Verizon out to be more than 'dumb pipe' with Yahoo buy
Verizon is focusing on synergies, not job cuts, with its multi-billion-dollar buy of faded internet star Yahoo, executives said at a TechCrunch Disrupt conference here.
AOL chief Tim Armstrong on Monday said that while there were likely to be "job changes" at Yahoo if the $4.8 billion acquisition closes as expected early next year, the deal was about combining strengths in "a bold strategy for the future."
Armstrong did not lay out details, saying the strategy was still taking shape with input from Yahoo chief executive Marissa Mayer and her team.
While Verizon executive vice president and president of innovation and new business Marni Walden took part in the on-stage talk with Armstrong, regular Disrupt guest Mayer was noticeably absent.

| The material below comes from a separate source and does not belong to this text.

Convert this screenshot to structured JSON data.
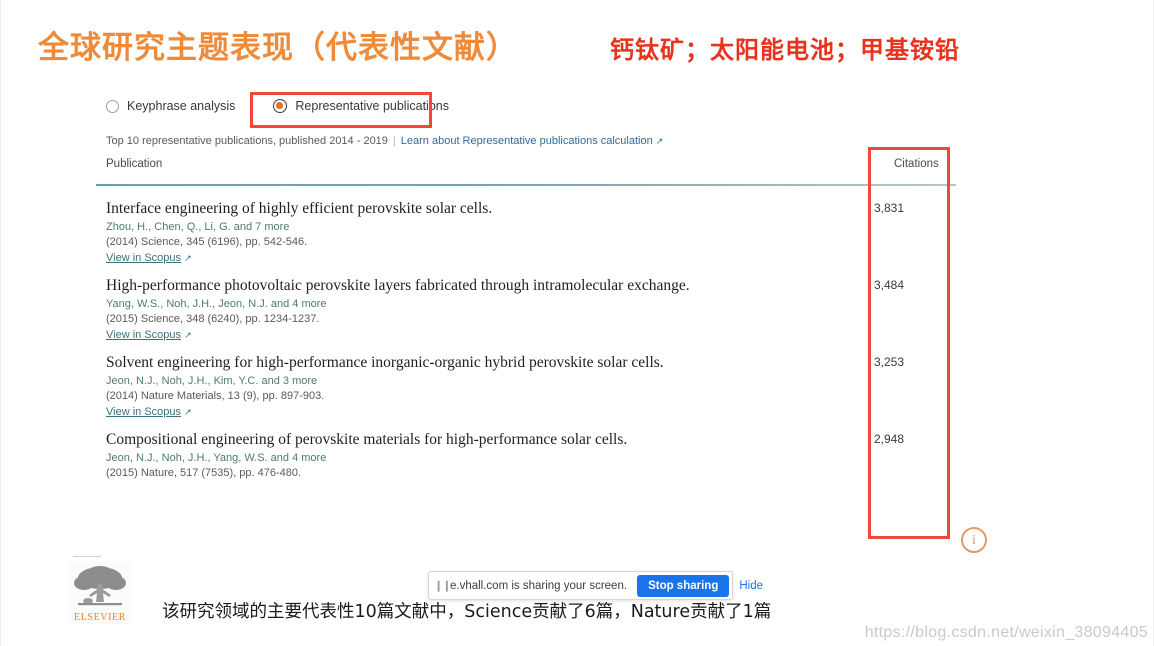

Verizon bought AOL last year in a deal valued at $4.4 billion, and the Yahoo acquisition is another move in building an online media platform on top of the US telecommunication firm's network.
"We do not want to be a dumb pipe," Walden said, playing off a question by the moderator at TechCrunch, which is owned by AOL.
"We also want to be a platform and a services company; our lead in mobile lets us take advantage of that."
Verizon on Monday ramped up its internet-of-things platform with the acquisition of Silicon Valley-based Sensity Systems, which specializes in LED light systems that connect online.
Financial details were not disclosed.
Armstrong said the Yahoo acquisition is on track, with "enthusiasm on both sides internally."
51 possible bidders
Yahoo went with Verizon after a process involving 51 possible bidders, according to a recent filing with the US Securities and Exchange Commission.
Verizon commands about 35 percent of the US wireless market, according to data at industry tracker Statistica.com.
Armstrong has steered AOL since 2009—first when it was part of the Time Warner conglomerate, then as an independent company, and since last year under Verizon.
Both he and Yahoo chief Mayer were early employees at Google.
Armstrong's "Project Everest" strategy reorganized AOL and helped focus on digital media, investing in the Huffington Post and other news sites, while strengthening its ad-tech services.
Arianna Huffington, founder of the Huffington Post news site that has become a global phenomenon, announced last month that she was stepping down to launch a nonprofit group focused on health and wellness.
Greek-born Huffington launched her original American website in 2005 and sold it to internet giant AOL in 2011.
She said she would be stepping down as editor-in-chief of the Huffington Post, which now operates in 10 languages and has a user base of over 200 million.
Armstrong, who heads the AOL unit that includes the Huffington Post and other news sites, called Arianna Huffington "a visionary who built the Huffington Post into a truly transformative news platform."
Armstrong on Monday sidestepped expanding on whether internal friction played a role in Huffington's departure, describing her as a "world class talent" and telling of a going away party held last week.
"People in the media love the drama," Armstrong said of her departure.
"It's not show friends, it's show business."
Armstrong said he believed combining Verizon's online media offerings will be a winning formular "if we have the high ground."
He also said he thinks of Google, Facebook, Apple, Amazon and other online titans as partners, not rivals.
"We are not planning on competing with Facebook and Google," Armstrong said of the media platform Verizon is building.
© 2016 AFP